Fuel recommends cleaning a helmet with a glossy finish with products designed go automotive cleaning and polishing since all Fuel helmets are finished with an automotive-type base coat / clear coat finish. Make sure to carefully follow product instructions. Rubbing compounds can be used to deep clean to remove many scratches and scuffs. Over polishing with rubbing compounds can cause light abrasions that can dull the finish of your helmet. 

For our flat-finish helmets, we recommend using warm water and mild soap. Use multiple treatments for heavier dirt. Do not use excessive pressure, which can cause a glossy effect to be created and ruin the flat finish appearance. 

To remove adhesive residue from stickers or decals, use alcohol swabs. Wipe away excess liquid and clean the area with soap and warm water once adhesive is removed. Do not use excessive pressure. Instead, use multiple light treatments.

The accumulation of sweat, humidity and dirt can deteriorate the fabric and stitching inside the helmet, and may cause odor. To wash Fuel removable pads and / or liners, hand wash in mild liquid detergent and air dry. 

Compressed air cans for cleaning computer keyboards may be used to clean dirt and debris from the venting of your Fuel helmet. It is recommended you remove any removable pads and / or liners. 

How do I clean my Fuel helmet shield? Fuel does not recommend cleaning any shield with spray on type chemical cleaners. A reaction between shield and cleaning chemical is possible, resulting in haze build-up and distortion. FUEL recommends washing the shield with warm water and soft cloth only. We also recommend cleaning the shield as soon as possible after dirt and debris have accumulated. Do not let debris sit on the shield for any extended period of time. If debris has accumulated over time, it is recommended to clean the shield in several applications. This allows the debris to break down with every application. Excessive rubbing can lead to scratching as the hard debris can act as a scuffing agent.

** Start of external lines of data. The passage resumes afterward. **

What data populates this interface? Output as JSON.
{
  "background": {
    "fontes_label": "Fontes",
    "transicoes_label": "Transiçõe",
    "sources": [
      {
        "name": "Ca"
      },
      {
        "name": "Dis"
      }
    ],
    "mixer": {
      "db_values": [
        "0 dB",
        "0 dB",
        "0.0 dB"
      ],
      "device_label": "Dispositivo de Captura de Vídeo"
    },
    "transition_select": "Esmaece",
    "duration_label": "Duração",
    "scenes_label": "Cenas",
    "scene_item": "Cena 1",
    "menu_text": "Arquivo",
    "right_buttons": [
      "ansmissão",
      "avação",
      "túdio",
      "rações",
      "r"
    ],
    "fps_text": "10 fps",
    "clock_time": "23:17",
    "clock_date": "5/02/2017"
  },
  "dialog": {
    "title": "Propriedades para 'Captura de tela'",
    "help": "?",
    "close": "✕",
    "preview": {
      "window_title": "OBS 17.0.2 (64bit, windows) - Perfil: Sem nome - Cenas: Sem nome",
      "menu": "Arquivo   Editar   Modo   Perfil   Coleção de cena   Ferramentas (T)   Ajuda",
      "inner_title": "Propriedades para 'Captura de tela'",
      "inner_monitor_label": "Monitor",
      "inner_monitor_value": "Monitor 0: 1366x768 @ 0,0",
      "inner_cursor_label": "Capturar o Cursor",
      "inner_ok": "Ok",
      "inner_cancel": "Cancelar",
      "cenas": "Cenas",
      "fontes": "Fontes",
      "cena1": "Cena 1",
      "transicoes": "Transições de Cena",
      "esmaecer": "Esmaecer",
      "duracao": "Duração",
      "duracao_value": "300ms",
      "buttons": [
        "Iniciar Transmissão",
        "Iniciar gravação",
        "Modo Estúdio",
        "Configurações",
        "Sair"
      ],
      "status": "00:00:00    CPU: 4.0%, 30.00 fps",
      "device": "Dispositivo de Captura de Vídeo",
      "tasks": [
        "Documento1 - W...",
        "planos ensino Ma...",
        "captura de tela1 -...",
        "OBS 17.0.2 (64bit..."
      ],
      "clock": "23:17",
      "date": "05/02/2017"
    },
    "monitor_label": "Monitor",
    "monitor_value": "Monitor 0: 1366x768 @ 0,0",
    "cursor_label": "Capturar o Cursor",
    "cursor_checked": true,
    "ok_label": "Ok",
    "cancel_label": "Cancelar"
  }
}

The same can occur if low grade rigid paper towels are used.
Where should I store my helmet? Store your helmet in a cool, dry place. Keep away from pets and animals. Keep helmet away from heat in excess of 122-degrees, and do not set on hot surfaces.
Can I modify my Fuel helmet? No. Your helmet is designed to meet or exceed DOT standards. Modifying the helmet may increase the risk of serious injury or death in an accident. Modification include, but are not limited to drilling holes; cutting shell, liner or strap; modifying the retention system, including a chin cup; removing parts; painting; or attaching accessories not manufactured by Fuel for this helmet. Questions can be directed to info@fuelhelmets.com
Does my state have a helmet law? Helmet laws vary by state and change can change from time to time, so we encourage you to please visit your state’s department of transportation website or contact your local law enforcement office for current helmet laws. If you are planning a road trip that will take you across state lines, we recommend that you learn the helmet laws in advance for the states you will travel through.